Offutt AFB, Neb., is beginning to analyze the damage from extensive floods that wrecked the base and surrounding region, but while dozens of buildings took on water, the base’s strategically important aircraft stayed safe.

Massive flooding hit Nebraska, Iowa, and South Dakota beginning Friday, killing at least three people and leaving hundreds of square miles under water. Offutt took the worst damage on its southeastern portion, where most of the flight operations buildings, hangars, and the flightline itself are located, base spokesman Ryan Hansen told Air Force Magazine.

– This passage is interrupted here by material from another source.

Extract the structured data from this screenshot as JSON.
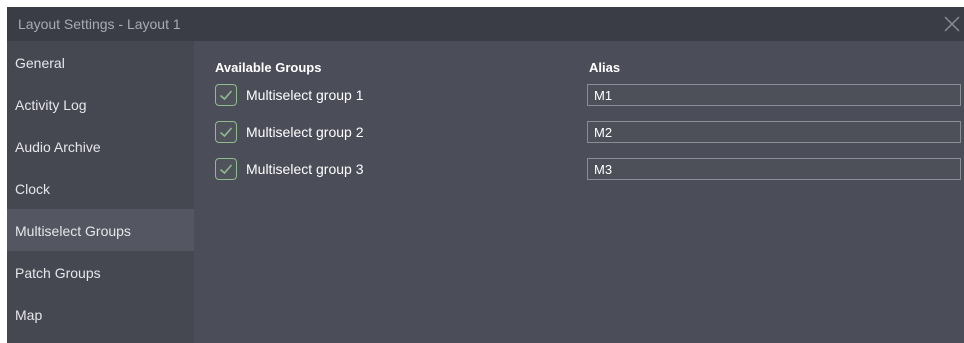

The base was able to move nine of its aircraft away from the base—eight RC-135 Rivet Joints and one E-4B Nightwatch. Four aircraft remained—three 135s and one E-4B. Those aircraft were moved to a part of the flight line on higher ground, and are safe, Hansen said.

The buildings next to the flightline were hardest hit. The majority of the base’s aircraft hangars, maintenance facilities, the 55th Wing headquarters building,  97th Intelligence Squadron bui­lding, the 343rd Reconnaissance Squadron building, and the 55th Security Forces building were all flooded. Overall, about 30 buildings were damaged. The 55th Wing flew in a portable dam to try to protect the building holding its high-tech flight simulators, but it could not be deployed in time, Hansen said.

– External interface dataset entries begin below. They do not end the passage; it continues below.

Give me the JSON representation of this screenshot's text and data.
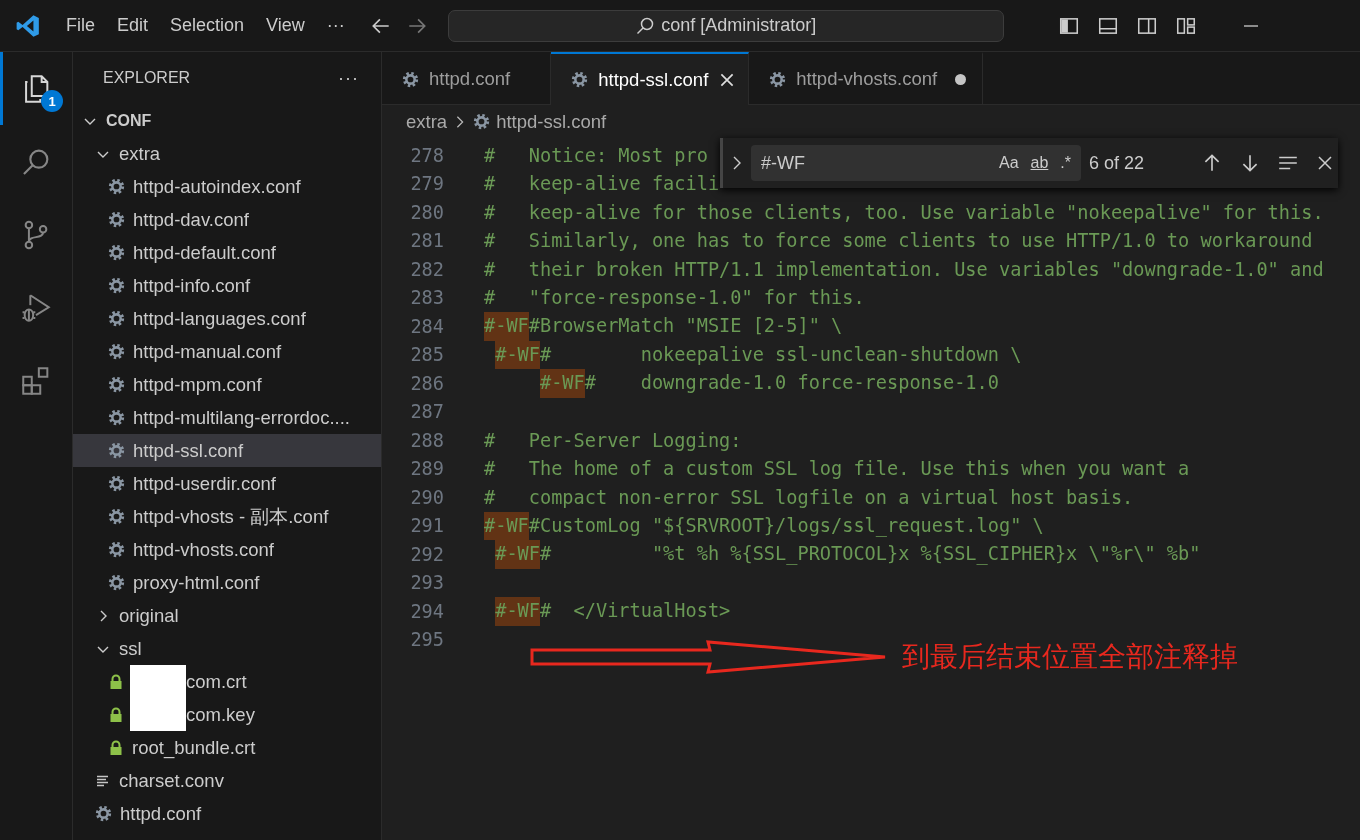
{
  "title_bar": {
    "menu": [
      "File",
      "Edit",
      "Selection",
      "View",
      "···"
    ],
    "command_center": "conf [Administrator]"
  },
  "activity_bar": [
    {
      "kind": "explorer",
      "selected": true,
      "badge": "1"
    },
    {
      "kind": "search",
      "selected": false
    },
    {
      "kind": "source-control",
      "selected": false
    },
    {
      "kind": "run-debug",
      "selected": false
    },
    {
      "kind": "extensions",
      "selected": false
    }
  ],
  "sidebar": {
    "title": "EXPLORER",
    "more": "···",
    "tree": [
      {
        "label": "CONF",
        "kind": "root",
        "expanded": true,
        "selected": false,
        "children": [
          {
            "label": "extra",
            "kind": "folder",
            "expanded": true,
            "selected": false,
            "children": [
              {
                "label": "httpd-autoindex.conf",
                "kind": "config",
                "selected": false
              },
              {
                "label": "httpd-dav.conf",
                "kind": "config",
                "selected": false
              },
              {
                "label": "httpd-default.conf",
                "kind": "config",
                "selected": false
              },
              {
                "label": "httpd-info.conf",
                "kind": "config",
                "selected": false
              },
              {
                "label": "httpd-languages.conf",
                "kind": "config",
                "selected": false
              },
              {
                "label": "httpd-manual.conf",
                "kind": "config",
                "selected": false
              },
              {
                "label": "httpd-mpm.conf",
                "kind": "config",
                "selected": false
              },
              {
                "label": "httpd-multilang-errordoc....",
                "kind": "config",
                "selected": false
              },
              {
                "label": "httpd-ssl.conf",
                "kind": "config",
                "selected": true
              },
              {
                "label": "httpd-userdir.conf",
                "kind": "config",
                "selected": false
              },
              {
                "label": "httpd-vhosts - 副本.conf",
                "kind": "config",
                "selected": false
              },
              {
                "label": "httpd-vhosts.conf",
                "kind": "config",
                "selected": false
              },
              {
                "label": "proxy-html.conf",
                "kind": "config",
                "selected": false
              }
            ]
          },
          {
            "label": "original",
            "kind": "folder",
            "expanded": false,
            "selected": false
          },
          {
            "label": "ssl",
            "kind": "folder",
            "expanded": true,
            "selected": false,
            "children": [
              {
                "label": "com.crt",
                "kind": "certificate",
                "redacted": true,
                "selected": false
              },
              {
                "label": "com.key",
                "kind": "certificate",
                "redacted": true,
                "selected": false
              },
              {
                "label": "root_bundle.crt",
                "kind": "certificate",
                "redacted": false,
                "selected": false
              }
            ]
          },
          {
            "label": "charset.conv",
            "kind": "text",
            "selected": false
          },
          {
            "label": "httpd.conf",
            "kind": "config",
            "selected": false
          }
        ]
      }
    ]
  },
  "tabs": [
    {
      "label": "httpd.conf",
      "selected": false,
      "modified": false
    },
    {
      "label": "httpd-ssl.conf",
      "selected": true,
      "modified": false
    },
    {
      "label": "httpd-vhosts.conf",
      "selected": false,
      "modified": true
    }
  ],
  "breadcrumbs": [
    "extra",
    "httpd-ssl.conf"
  ],
  "find_widget": {
    "value": "#-WF",
    "options": [
      {
        "label": "Aa",
        "kind": "case",
        "on": false
      },
      {
        "label": "ab",
        "kind": "word",
        "on": false
      },
      {
        "label": ".*",
        "kind": "regex",
        "on": false
      }
    ],
    "count": "6 of 22"
  },
  "code_lines": [
    {
      "number": "278",
      "kind": "flush",
      "parts": [
        {
          "text": "#   Notice: Most pro",
          "match": false
        }
      ]
    },
    {
      "number": "279",
      "kind": "flush",
      "parts": [
        {
          "text": "#   keep-alive facili",
          "match": false
        }
      ]
    },
    {
      "number": "280",
      "kind": "flush",
      "parts": [
        {
          "text": "#   keep-alive for those clients, too. Use variable \"nokeepalive\" for this.",
          "match": false
        }
      ]
    },
    {
      "number": "281",
      "kind": "flush",
      "parts": [
        {
          "text": "#   Similarly, one has to force some clients to use HTTP/1.0 to workaround",
          "match": false
        }
      ]
    },
    {
      "number": "282",
      "kind": "flush",
      "parts": [
        {
          "text": "#   their broken HTTP/1.1 implementation. Use variables \"downgrade-1.0\" and",
          "match": false
        }
      ]
    },
    {
      "number": "283",
      "kind": "flush",
      "parts": [
        {
          "text": "#   \"force-response-1.0\" for this.",
          "match": false
        }
      ]
    },
    {
      "number": "284",
      "kind": "flush",
      "parts": [
        {
          "text": "#-WF",
          "match": true
        },
        {
          "text": "#BrowserMatch \"MSIE [2-5]\" \\",
          "match": false
        }
      ]
    },
    {
      "number": "285",
      "kind": "nested",
      "parts": [
        {
          "text": "#-WF",
          "match": true
        },
        {
          "text": "#        nokeepalive ssl-unclean-shutdown \\",
          "match": false
        }
      ]
    },
    {
      "number": "286",
      "kind": "deep",
      "parts": [
        {
          "text": "#-WF",
          "match": true
        },
        {
          "text": "#    downgrade-1.0 force-response-1.0",
          "match": false
        }
      ]
    },
    {
      "number": "287"
    },
    {
      "number": "288",
      "kind": "flush",
      "parts": [
        {
          "text": "#   Per-Server Logging:",
          "match": false
        }
      ]
    },
    {
      "number": "289",
      "kind": "flush",
      "parts": [
        {
          "text": "#   The home of a custom SSL log file. Use this when you want a",
          "match": false
        }
      ]
    },
    {
      "number": "290",
      "kind": "flush",
      "parts": [
        {
          "text": "#   compact non-error SSL logfile on a virtual host basis.",
          "match": false
        }
      ]
    },
    {
      "number": "291",
      "kind": "flush",
      "parts": [
        {
          "text": "#-WF",
          "match": true
        },
        {
          "text": "#CustomLog \"${SRVROOT}/logs/ssl_request.log\" \\",
          "match": false
        }
      ]
    },
    {
      "number": "292",
      "kind": "nested",
      "parts": [
        {
          "text": "#-WF",
          "match": true
        },
        {
          "text": "#         \"%t %h %{SSL_PROTOCOL}x %{SSL_CIPHER}x \\\"%r\\\" %b\"",
          "match": false
        }
      ]
    },
    {
      "number": "293"
    },
    {
      "number": "294",
      "kind": "nested",
      "parts": [
        {
          "text": "#-WF",
          "match": true
        },
        {
          "text": "#  </VirtualHost>",
          "match": false
        }
      ]
    },
    {
      "number": "295"
    }
  ],
  "annotation": {
    "text": "到最后结束位置全部注释掉"
  }
}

Airmen filled more than 235,000 sandbags and deployed more than 460 flood barriers to try to minimize the damage, but aerial photographs show much of the southeast portion of the base underwater.

The current US Strategic Command headquarters building, along with the new $1.3 billion headquarters facility set to open by the end of the year, are safe. Additionally, base housing is not in the affected area, Hansen said.

The base is starting to analyze aerial pictures, but it is too early for an accurate assessment of the damage, Hansen said. Only mission essential personnel reported to duty as Offutt’s main gate remain closed. Despite the heavy damage to the southeastern portion of the base, the rest of the base is “fine” and remains fully operational, he said.

Col. Michael Manion, commander of the 55th Wing, said on Facebook, “It is extremely clear that we face a grand challenge. The Warhawks are up to the task but it will be a steady recovery.”

The flood damage appears to be more serious than the June 2017 tornado that touched down in the same part of the base that is currently under water. That tornado damaged seven RC-135s and two E-4Bs, along with structures on the flightline.

The storm also comes as the Air Force is still determining how it will rebuild another Air Combat Command base severely damaged by a natural disaster. Most of Tyndall AFB, Fla., was destroyed when a hurricane directly hit the base in October. Air Force Secretary Heather Wilson told lawmakers last week it expects to need about $1 billion to start recovering the Florida base.